Business as usual: Uncovering the latest M&A market developments

Wednesday June 5, 2024

Dan Salt explores how a growing number of businesses are pursuing growth through M&A

M&A activity in 2023 was characterised by uncertainty, with both deal volumes and values subdued due to the influence of inflation, high interest rates and low consumer confidence. The large-cap market bore the brunt of these conditions, with the lower mid-market proving its resilience – yet all businesses will have recognised their impact at some point.

For these reasons, management teams will be all the more grateful that 2024 has so far delivered a long-awaited period of stability, consistency and predictability despite some economic pressures remaining.

Operating conditions are generally improving, with falling inflation enabling business owners to forecast more effectively and plan for the year ahead. There are also growing expectations of at least two further cuts to the base rate, which would ease constraints and boost business confidence further.

Of course, there is no doubt that the macroeconomic picture remains challenging – yet UK businesses are continuing to show tremendous amounts of resilience. Indeed, UK PLC and large corporates appear to be reaping the benefits of creating resilience and protecting balance sheet strength during the downturn rather than higher-risk strategies to yield growth, and this approach is now feeding into the mid-market in terms of renewed interest in M&A activity.

Sector focused

This sentiment has been reflected in our own activity, with the increasingly buoyant market contributing to a steady pipeline of deal activity. We have completed 35 deals in the first four months of 2024 alone – a 40% increase in volume compared to the same period in 2023.

Perhaps most notable though is the sectors in which these deals have occurred.

A key trend of the past few years has been the diversion of investment into sectors demonstrating resilience against continued economic shocks. Technology, and healthcare as examples have proved popular amongst buyers and investors, with business models reliant on recurring revenue representing safe harbour, and more insulated from economic pressures.

Encouragingly, the first four months of this year have seen M&A activity pick back up in sectors such as business services and industrials, which traditionally perform well in times of economic stability but have naturally suffered a slowdown in activity in recent years.

Moving forward, we expect to see this trend continue as an increasing number of businesses seek to execute growth plans to coincide with economic recovery.

Dan Salt, Corporate Finance Partner

Partnerships for growth

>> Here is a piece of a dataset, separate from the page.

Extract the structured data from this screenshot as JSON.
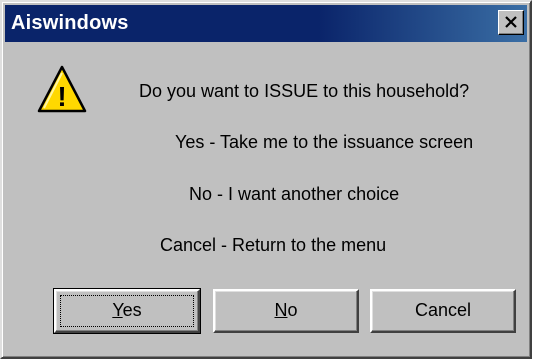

Anecdotally, the management teams we’re working with are showing more willingness than ever to invest in their businesses. New technologies such as AI, automation and digitalisation are bringing exciting possibilities for businesses to transform their operations and position themselves to capitalise on improving economic conditions.

As such, many are approaching the funding market looking for long-term partners to support this growth – be it through the provision of financial investment, management support or operational advice. Consequently, more businesses are approaching advisers with a view to understand the full spectrum of options available to them, rather than to simply secure a swift exit.

This diversity in deal structures is also allowing business owners to achieve desired outcomes using alternative or more flexible deal types and types of capital. Falling interest rates will also likely create more flexibility within the debt markets, with debt funding returning to strength as a viable option for those looking to fund expansion if relinquishing equity is not a preference.

This period represents a promising opportunity for private equity, many of which are eager to deploy capital after a restrained 18 months and are open to negotiating flexible deal structures to suit all parties. That is not to say that there will be decreased appetite from strategic acquirers, however, as corporate M&A remains as strong an option as ever to support growth, add capability or as a defensive position.

Risk remains, however, so we expect private equity to remain selective when it comes to investment. Businesses with strong fundamentals and robust, thorough business plans outlining key avenues for growth will be best placed to attract interest, while flexible deal structures will remain prevalent as buyers seek to manage any residual downside as economic recovery continues.

For both buyers and vendors, engagement with an advisor can be integral in helping to assess the options available and stratify the outcomes.

The road ahead

Of course, the General Election is forming a key consideration for businesses looking to plan their next steps. M&A activity often accelerates in the run up to a public vote, with buyers and sellers keen to push transactions through before any potential legislative changes come into play that could impact future value.

A Labour majority is seeming increasingly likely – yet with the party’s leader emphasising the need to maintain economic stability, it’s not anticipated that a changing of the guard would have much of a tangible impact on business sentiment.

Looking much further ahead, we may see changes to Capital Gains Tax and Corporation Tax which could have a profound impact on investor sentiment. However, the overarching priority for both UK PLC and government this year will be to instigate a continued return to business as usual – and as things stand, this looks to be eminently achievable.

UK PLC and large corporates appear to be reaping the benefits of creating resilience and protecting balance sheet strength during the downturn rather than higher-risk strategies to yield growth, and this approach is now feeding into the mid-market in terms of renewed interest in M&A activity. Dan Salt Corporate Finance

Related team

Dan Salt

Dan Salt

Dan Salt

  • Partner
  • Corporate Finance
  • Birmingham